• [SUPPLIED DATA]
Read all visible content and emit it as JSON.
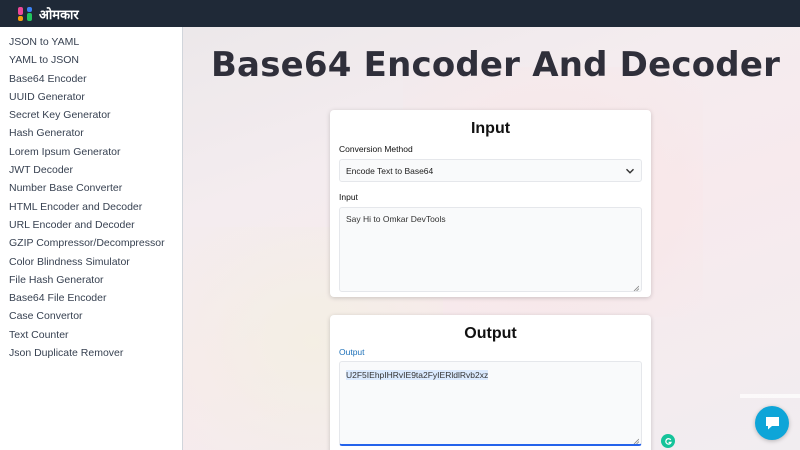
{
  "header": {
    "brand": "ओमकार"
  },
  "sidebar": {
    "items": [
      "JSON to YAML",
      "YAML to JSON",
      "Base64 Encoder",
      "UUID Generator",
      "Secret Key Generator",
      "Hash Generator",
      "Lorem Ipsum Generator",
      "JWT Decoder",
      "Number Base Converter",
      "HTML Encoder and Decoder",
      "URL Encoder and Decoder",
      "GZIP Compressor/Decompressor",
      "Color Blindness Simulator",
      "File Hash Generator",
      "Base64 File Encoder",
      "Case Convertor",
      "Text Counter",
      "Json Duplicate Remover"
    ]
  },
  "main": {
    "title": "Base64 Encoder And Decoder",
    "input_card": {
      "heading": "Input",
      "method_label": "Conversion Method",
      "method_value": "Encode Text to Base64",
      "input_label": "Input",
      "input_value": "Say Hi to Omkar DevTools"
    },
    "output_card": {
      "heading": "Output",
      "output_label": "Output",
      "output_value": "U2F5IEhpIHRvIE9ta2FyIERldlRvb2xz"
    }
  },
  "colors": {
    "topbar": "#1f2937",
    "accent": "#2563eb",
    "chat": "#0ea5d8"
  }
}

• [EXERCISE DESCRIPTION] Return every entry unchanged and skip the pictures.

• [YOUR RESPONSE]
Read all visible content and emit it as JSON.
{
  "header": {
    "brand": "ओमकार"
  },
  "sidebar": {
    "items": [
      "JSON to YAML",
      "YAML to JSON",
      "Base64 Encoder",
      "UUID Generator",
      "Secret Key Generator",
      "Hash Generator",
      "Lorem Ipsum Generator",
      "JWT Decoder",
      "Number Base Converter",
      "HTML Encoder and Decoder",
      "URL Encoder and Decoder",
      "GZIP Compressor/Decompressor",
      "Color Blindness Simulator",
      "File Hash Generator",
      "Base64 File Encoder",
      "Case Convertor",
      "Text Counter",
      "Json Duplicate Remover"
    ]
  },
  "main": {
    "title": "Base64 Encoder And Decoder",
    "input_card": {
      "heading": "Input",
      "method_label": "Conversion Method",
      "method_value": "Encode Text to Base64",
      "input_label": "Input",
      "input_value": "Say Hi to Omkar DevTools"
    },
    "output_card": {
      "heading": "Output",
      "output_label": "Output",
      "output_value": "U2F5IEhpIHRvIE9ta2FyIERldlRvb2xz"
    }
  },
  "colors": {
    "topbar": "#1f2937",
    "accent": "#2563eb",
    "chat": "#0ea5d8"
  }
}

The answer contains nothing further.